> Directions for this task
Where a line of the data holds the word "value", copy that line.

> Supplied data
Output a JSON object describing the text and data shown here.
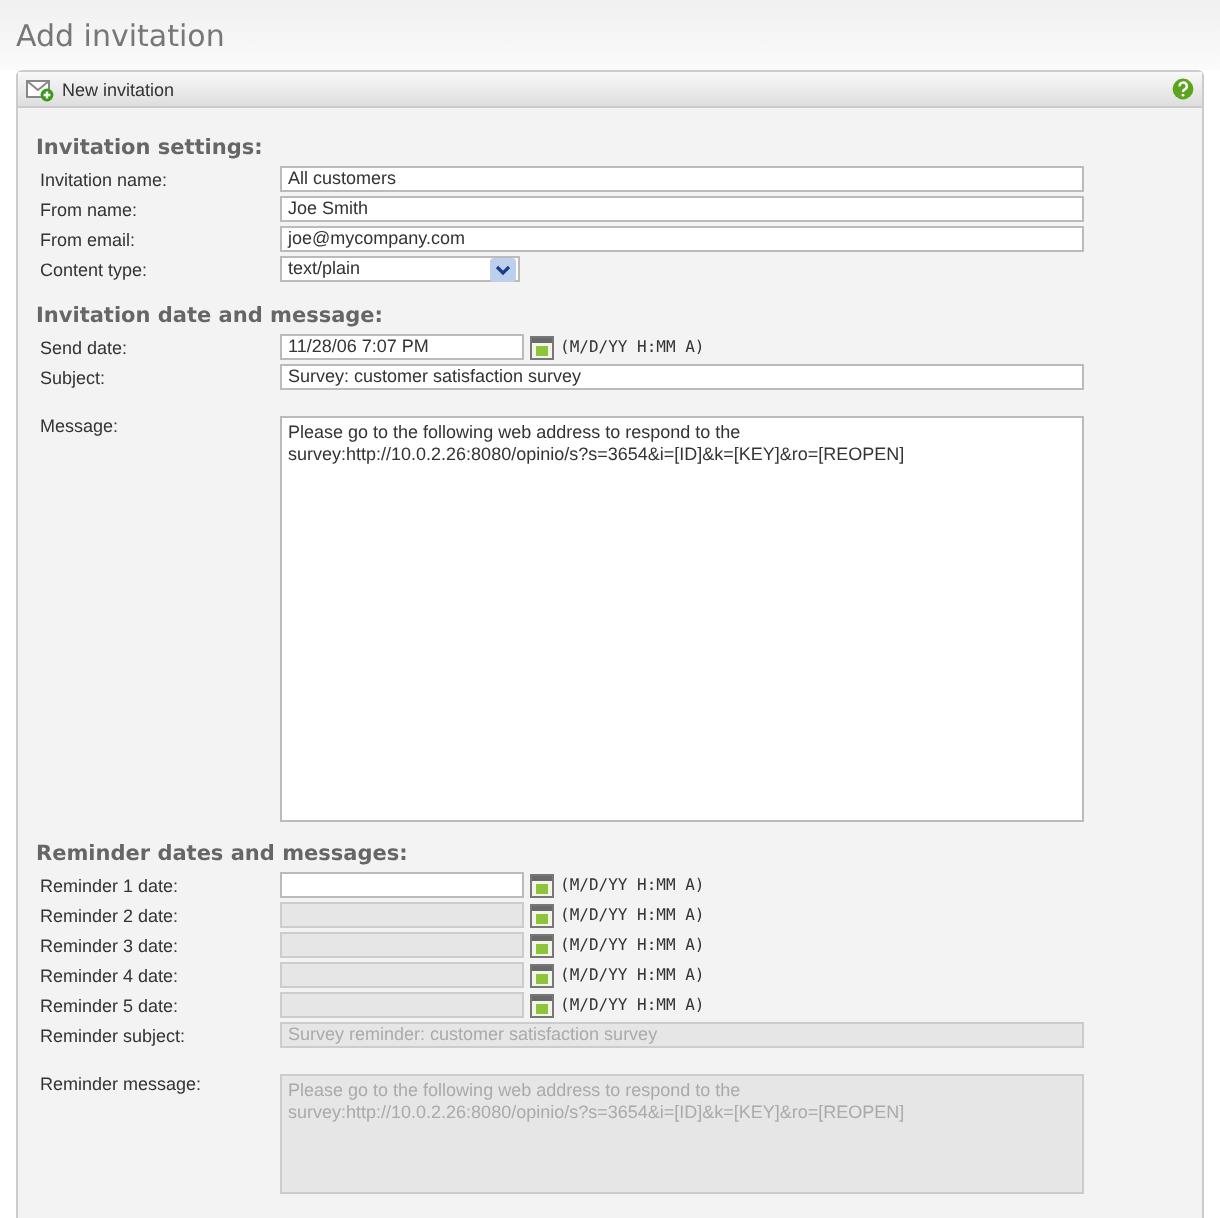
{
  "page_title": "Add invitation",
  "panel": {
    "title": "New invitation"
  },
  "sections": [
    {
      "heading": "Invitation settings:",
      "rows": [
        {
          "kind": "text",
          "label": "Invitation name:",
          "value": "All customers",
          "disabled": false
        },
        {
          "kind": "text",
          "label": "From name:",
          "value": "Joe Smith",
          "disabled": false
        },
        {
          "kind": "text",
          "label": "From email:",
          "value": "joe@mycompany.com",
          "disabled": false
        },
        {
          "kind": "select",
          "label": "Content type:",
          "value": "text/plain",
          "disabled": false
        }
      ]
    },
    {
      "heading": "Invitation date and message:",
      "rows": [
        {
          "kind": "date",
          "label": "Send date:",
          "value": "11/28/06 7:07 PM",
          "hint": "(M/D/YY H:MM A)",
          "disabled": false
        },
        {
          "kind": "text",
          "label": "Subject:",
          "value": "Survey: customer satisfaction survey",
          "disabled": false
        },
        {
          "kind": "textarea",
          "label": "Message:",
          "value": "Please go to the following web address to respond to the\nsurvey:http://10.0.2.26:8080/opinio/s?s=3654&i=[ID]&k=[KEY]&ro=[REOPEN]",
          "disabled": false
        }
      ]
    },
    {
      "heading": "Reminder dates and messages:",
      "rows": [
        {
          "kind": "date",
          "label": "Reminder 1 date:",
          "hint": "(M/D/YY H:MM A)",
          "disabled": false
        },
        {
          "kind": "date",
          "label": "Reminder 2 date:",
          "hint": "(M/D/YY H:MM A)",
          "disabled": true
        },
        {
          "kind": "date",
          "label": "Reminder 3 date:",
          "hint": "(M/D/YY H:MM A)",
          "disabled": true
        },
        {
          "kind": "date",
          "label": "Reminder 4 date:",
          "hint": "(M/D/YY H:MM A)",
          "disabled": true
        },
        {
          "kind": "date",
          "label": "Reminder 5 date:",
          "hint": "(M/D/YY H:MM A)",
          "disabled": true
        },
        {
          "kind": "text",
          "label": "Reminder subject:",
          "value": "Survey reminder: customer satisfaction survey",
          "disabled": true
        },
        {
          "kind": "textarea_short",
          "label": "Reminder message:",
          "value": "Please go to the following web address to respond to the\nsurvey:http://10.0.2.26:8080/opinio/s?s=3654&i=[ID]&k=[KEY]&ro=[REOPEN]",
          "disabled": true
        }
      ]
    }
  ]
}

> Result of this exercise
          "value": "All customers",
          "value": "Joe Smith",
          "value": "joe@mycompany.com",
          "value": "text/plain",
          "value": "11/28/06 7:07 PM",
          "value": "Survey: customer satisfaction survey",
          "value": "Please go to the following web address to respond to the\nsurvey:http://10.0.2.26:8080/opinio/s?s=3654&i=[ID]&k=[KEY]&ro=[REOPEN]",
          "value": "Survey reminder: customer satisfaction survey",
          "value": "Please go to the following web address to respond to the\nsurvey:http://10.0.2.26:8080/opinio/s?s=3654&i=[ID]&k=[KEY]&ro=[REOPEN]",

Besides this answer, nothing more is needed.